In Texas, Republican state Rep. Jason Villalba proposed requiring most people filming police officers to stand at least 25 feet away — or, if they’re carrying guns, 100 feet away. Some credentialed media could be exempt.
“Distance is our friend. If you can keep a distance, we can do our job,” said Frazier, who helped draft the bill. “There’s no reason you cannot film from a distance and get the same results that you wanted in the first place.”
The legislation drew praise from police groups and experts like Moskos, who say it would provide clarity for both police and cop watchers. But it drew harsh criticism from lawmakers across the political spectrum in Austin.

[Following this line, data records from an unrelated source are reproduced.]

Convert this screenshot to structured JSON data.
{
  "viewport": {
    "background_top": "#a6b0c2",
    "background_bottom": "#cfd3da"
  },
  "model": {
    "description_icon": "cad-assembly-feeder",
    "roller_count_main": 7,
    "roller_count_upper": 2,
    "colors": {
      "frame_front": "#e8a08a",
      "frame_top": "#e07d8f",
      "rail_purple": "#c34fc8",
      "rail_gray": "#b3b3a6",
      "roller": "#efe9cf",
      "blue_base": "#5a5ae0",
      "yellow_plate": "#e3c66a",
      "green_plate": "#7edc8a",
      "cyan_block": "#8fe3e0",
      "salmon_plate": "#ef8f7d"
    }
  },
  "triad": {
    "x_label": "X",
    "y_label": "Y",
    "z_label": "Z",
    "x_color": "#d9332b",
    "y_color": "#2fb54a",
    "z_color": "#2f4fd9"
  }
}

In a Facebook post, Republican state Rep. Jonathan Stickland called it “one of the most anti-liberty, anti-transparency, anti-free speech, big government, police-state promoting pieces of legislation I have ever read.”
Villalba withdrew the legislation before it received a public hearing. He declined repeated requests for an interview.
Most of the legislation pending in other states takes a different approach, more on the side of cop watchers. In Connecticut, for instance, a Democratic state senator proposed penalizing police officers who interfere with people photographing or filming them.
Bills aimed at protecting cop watchers in Texas also have hit snags. Democratic state Rep. Eric Johnson proposed adding a provision in state law that would say filming a police officer itself could not be called “interference with public duties.” But Buehler vehemently opposed it because the proposal also stated that an officer may give a reasonable order to a cop watcher to change his position or move back.
Buehler twice has been charged with failing to obey a lawful order when he refused to move back after police officers told him to do so. The charges later were dropped, but at a public hearing last month, he said the proposed bill would have ensured a conviction.
“You are actually going to give the police a convenient tool to harass and arrest us,” Buehler told Johnson at the hearing. “All they have to do is order us to move from Point A to Point B.”
“What we cannot do is completely tie the police officer’s hands and say, ‘You can never tell anybody they’ve got to move,’ ” Johnson said in an interview. “It’s a tough balancing act.” The bill remains pending in a Texas House committee.
In the meantime, activists across the country are gearing up for more filming of police.
“This has been a really big year for cop watch,” said Jacob Crawford, who founded his own group in Oakland, California, in 2000. In the past year, he’s traveled the country training cop watchers and is about to start an online course called Cop Watch College. He’s also raised thousands of dollars through crowdfunding websites to buy and distribute cameras — an idea he says was inspired by Buehler distributing cameras in Austin.
Some cop watchers trace their roots back to Oakland, which saw the rise of the Black Panther Party in the 1960s. The militant civil rights group staged marches and political rallies under the banner of protecting the black community from police. Members monitored police calls and would rush to the scene of an arrest, carrying guns and law books. Eventually, California lawmakers responded by banning the open carry of guns. Later, the FBI launched a campaign to shut down the organization. Hundreds of members were arrested, and some were killed in shootouts with police.
On that recent night in the Texas capital, in a coffee shop parking lot, Buehler told the four activists who were cop watching with him: “You just have to make your own decision if a police officer gets up in your face, tells you to back off. You can either flex your rights and risk going to jail, or you can just listen to them to avoid going to jail.”
“Each person’s in their own situation,” Buehler said. “But if you go to jail, a lawyer’s going to be on your side, and we’ll be waiting for you when you get out.”
This story is part of a collaboration between The Texas Tribune and “Reveal,” a public radio show and podcast from The Center for Investigative Reporting and PRX.